Stored records
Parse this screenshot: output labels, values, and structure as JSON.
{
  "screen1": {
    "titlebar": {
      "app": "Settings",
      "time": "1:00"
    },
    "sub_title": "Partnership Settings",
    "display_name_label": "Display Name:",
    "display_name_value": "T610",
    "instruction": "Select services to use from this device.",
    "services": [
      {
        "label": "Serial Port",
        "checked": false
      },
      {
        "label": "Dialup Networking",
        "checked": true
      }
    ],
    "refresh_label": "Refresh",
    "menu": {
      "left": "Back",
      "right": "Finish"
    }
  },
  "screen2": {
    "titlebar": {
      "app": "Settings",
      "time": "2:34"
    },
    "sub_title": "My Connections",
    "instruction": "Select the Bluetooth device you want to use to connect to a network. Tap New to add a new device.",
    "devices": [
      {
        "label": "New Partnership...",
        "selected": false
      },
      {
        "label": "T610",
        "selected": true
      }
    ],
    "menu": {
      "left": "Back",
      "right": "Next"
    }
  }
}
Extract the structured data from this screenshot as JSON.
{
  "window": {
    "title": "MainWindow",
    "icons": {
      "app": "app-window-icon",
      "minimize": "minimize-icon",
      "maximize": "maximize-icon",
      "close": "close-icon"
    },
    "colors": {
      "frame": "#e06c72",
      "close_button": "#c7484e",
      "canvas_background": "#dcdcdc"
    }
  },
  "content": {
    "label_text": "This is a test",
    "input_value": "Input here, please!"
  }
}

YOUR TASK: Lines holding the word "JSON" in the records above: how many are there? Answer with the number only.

OUTPUT FOR THIS TASK: 2